Refrigerate your crust for 30 minutes to prevent it shrinking up on you during baking.
In order to achieve a crispy bottom crust, the likes of which will make you wonder why you even bother with frozen crust varieties, you must first bake the crust without its fillings, a process known as blind baking. It’s quite easy, takes but a half an hour, and is worth the doing, for you will be amazed — amazed, I say — at the finished product. Remove the crust from the refrigerator, pierce the bottom of the crust all over with a fork, then cover it completely (edges, too) with aluminum foil, shiny side down, and pour in 1 cup of dried beans, distributing them evenly. No need for fancy pie weights — inexpensive dried beans will do the trick to keep our crust free from buckling while we blind bake it. Bake for 20 minutes.

Keep the heat at 400 degrees, remove the tart shell from the oven, carefully — we don’t want any burns, now — remove the foil and beans from the shell, and set them aside to cool, as those beans are now your fancy pie weights. Return the shell to the oven until it’s golden brown, 5-10 minutes.

While the crust is blind baking away, toss the sliced tomatoes with the olive oil and season them with salt and pepper. Place them in a small baking dish or roasting pan and roast them on that rack we placed one notch down from the middle rack (where the crust is baking) for 15 minutes. Remove from the oven and set aside.

Keep the heat at 400 degrees. Remove the pie shell from the oven. Sprinkle the pecorino romano over the crust as evenly as you are able. Using a slotted spoon or tongs, remove the roasted tomatoes from their pan, leaving the accumulated juices behind, and arrange them in a single layer over the crust, tucking them into place as necessary. Place the goat cheese chunks on the tomato slices, creating a lovely goat cheese and tomato kaleidoscope pattern as you do. Top that kaleidoscope with bacon crumbles, and return the whole lot to the oven. Bake until the goat cheese is lightly browned, 30-35 minutes. Now sprinkle torn basil leaves over the top of the tart.
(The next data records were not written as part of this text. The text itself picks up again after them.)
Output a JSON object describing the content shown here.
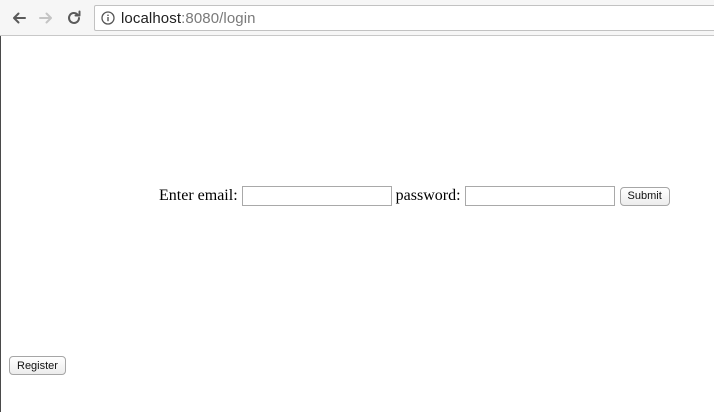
{
  "browser": {
    "url_host": "localhost",
    "url_rest": ":8080/login"
  },
  "login_form": {
    "email_label": "Enter email:",
    "email_value": "",
    "password_label": "password:",
    "password_value": "",
    "submit_label": "Submit"
  },
  "register": {
    "label": "Register"
  }
}
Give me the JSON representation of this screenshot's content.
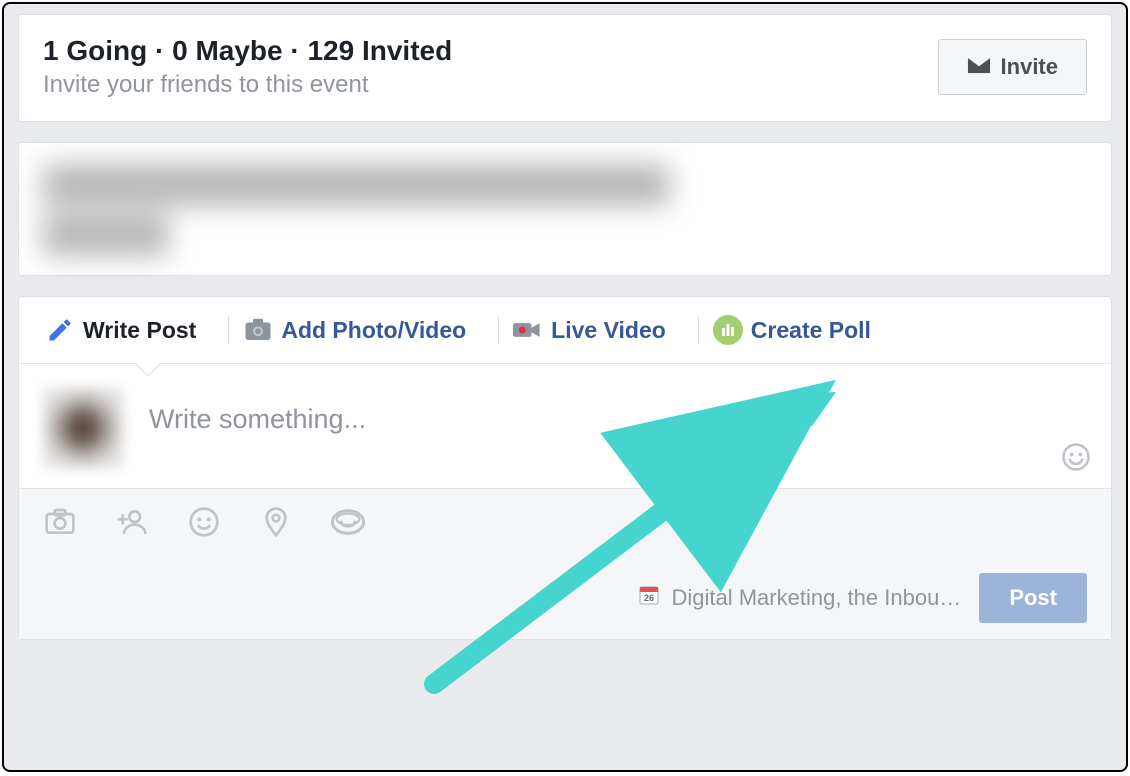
{
  "stats": {
    "summary": "1 Going · 0 Maybe · 129 Invited",
    "subtext": "Invite your friends to this event",
    "invite_label": "Invite"
  },
  "composer": {
    "tabs": {
      "write": "Write Post",
      "photo": "Add Photo/Video",
      "live": "Live Video",
      "poll": "Create Poll"
    },
    "placeholder": "Write something...",
    "event_tag": "Digital Marketing, the Inbou…",
    "post_label": "Post"
  }
}
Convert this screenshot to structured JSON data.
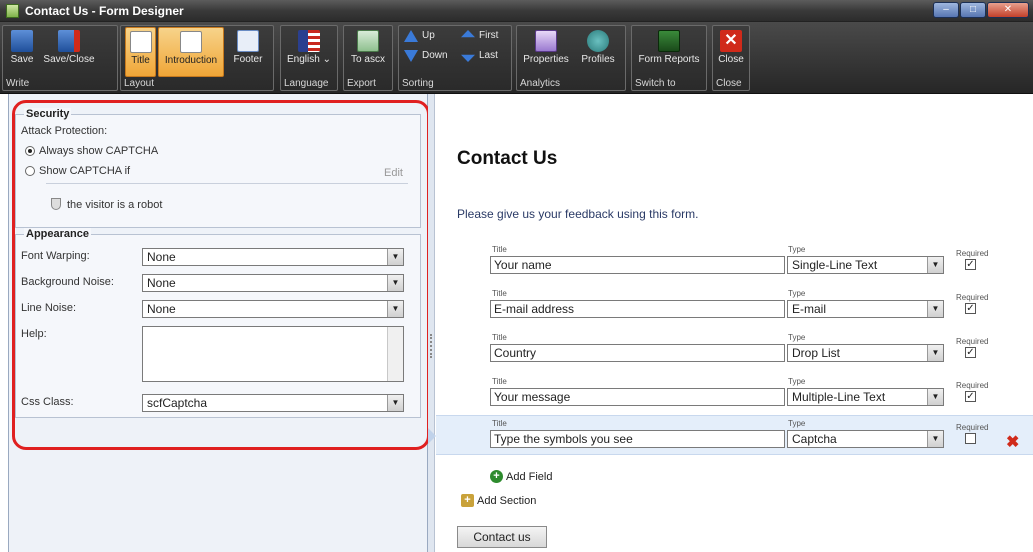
{
  "window": {
    "title": "Contact Us - Form Designer",
    "controls": [
      "–",
      "□",
      "✕"
    ]
  },
  "ribbon": {
    "groups": [
      {
        "label": "Write",
        "buttons": [
          "Save",
          "Save/Close"
        ]
      },
      {
        "label": "Layout",
        "buttons": [
          "Title",
          "Introduction",
          "Footer"
        ]
      },
      {
        "label": "Language",
        "buttons": [
          "English ⌄"
        ]
      },
      {
        "label": "Export",
        "buttons": [
          "To ascx"
        ]
      },
      {
        "label": "Sorting",
        "buttons": [
          "Up",
          "Down",
          "First",
          "Last"
        ]
      },
      {
        "label": "Analytics",
        "buttons": [
          "Properties",
          "Profiles"
        ]
      },
      {
        "label": "Switch to",
        "buttons": [
          "Form Reports"
        ]
      },
      {
        "label": "Close",
        "buttons": [
          "Close"
        ]
      }
    ],
    "active_layout": "Introduction",
    "colors": {
      "active": "#f0a637"
    }
  },
  "security": {
    "legend": "Security",
    "attack_label": "Attack Protection:",
    "option_always": "Always show CAPTCHA",
    "option_if": "Show CAPTCHA if",
    "edit_link": "Edit",
    "condition": "the visitor is a robot",
    "selected": "always"
  },
  "appearance": {
    "legend": "Appearance",
    "font_warping_label": "Font Warping:",
    "font_warping_value": "None",
    "background_noise_label": "Background Noise:",
    "background_noise_value": "None",
    "line_noise_label": "Line Noise:",
    "line_noise_value": "None",
    "help_label": "Help:",
    "css_label": "Css Class:",
    "css_value": "scfCaptcha"
  },
  "form": {
    "title": "Contact Us",
    "introduction": "Please give us your feedback using this form.",
    "col_title": "Title",
    "col_type": "Type",
    "col_required": "Required",
    "fields": [
      {
        "title": "Your name",
        "type": "Single-Line Text",
        "required": true
      },
      {
        "title": "E-mail address",
        "type": "E-mail",
        "required": true
      },
      {
        "title": "Country",
        "type": "Drop List",
        "required": true
      },
      {
        "title": "Your message",
        "type": "Multiple-Line Text",
        "required": true
      },
      {
        "title": "Type the symbols you see",
        "type": "Captcha",
        "required": false
      }
    ],
    "selected_field": 4,
    "add_field": "Add Field",
    "add_section": "Add Section",
    "submit": "Contact us"
  }
}
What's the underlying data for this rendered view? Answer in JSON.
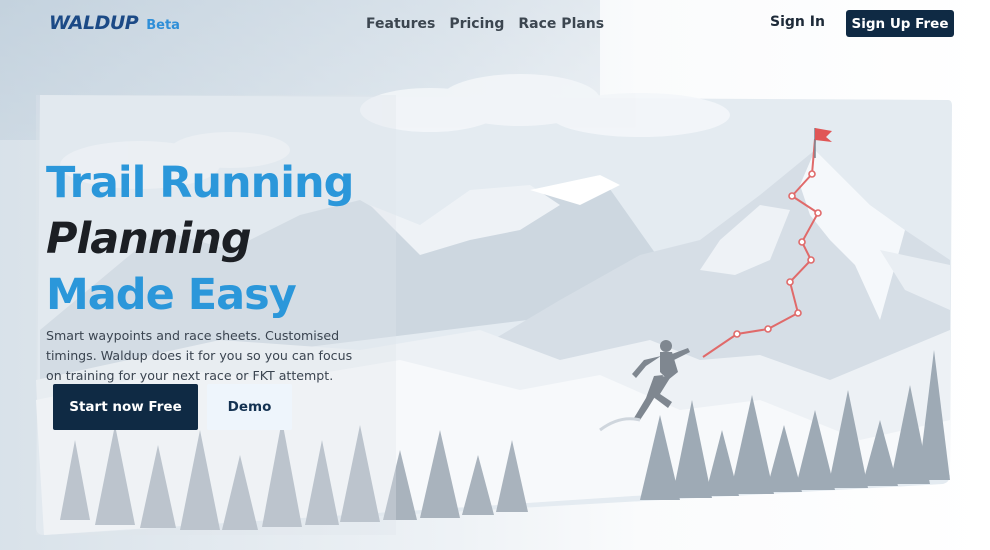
{
  "brand": {
    "name": "WALDUP",
    "badge": "Beta"
  },
  "nav": {
    "links": [
      "Features",
      "Pricing",
      "Race Plans"
    ],
    "sign_in": "Sign In",
    "sign_up": "Sign Up Free"
  },
  "hero": {
    "line1": "Trail Running",
    "line2": "Planning",
    "line3": "Made Easy",
    "description": "Smart waypoints and race sheets. Customised timings. Waldup does it for you so you can focus on training for your next race or FKT attempt.",
    "primary_cta": "Start now Free",
    "secondary_cta": "Demo"
  },
  "colors": {
    "brand_blue": "#2b97da",
    "navy": "#0f2a44",
    "route_red": "#e06a6a"
  }
}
Allow to cool for 5 minutes before removing the tart from its pan—using oven mitts to do so, as that pan is still hot a mere 5 minutes out of a 400 degree oven—and transfer to a cutting surface. Slice into 8 more-or-less-equal wedges, and, if the summer heat has really gotten to you, tell everyone to help themselves, they can find utensils in the drawer. They won’t mind, so crispy is the crust, so sweet are the tomatoes.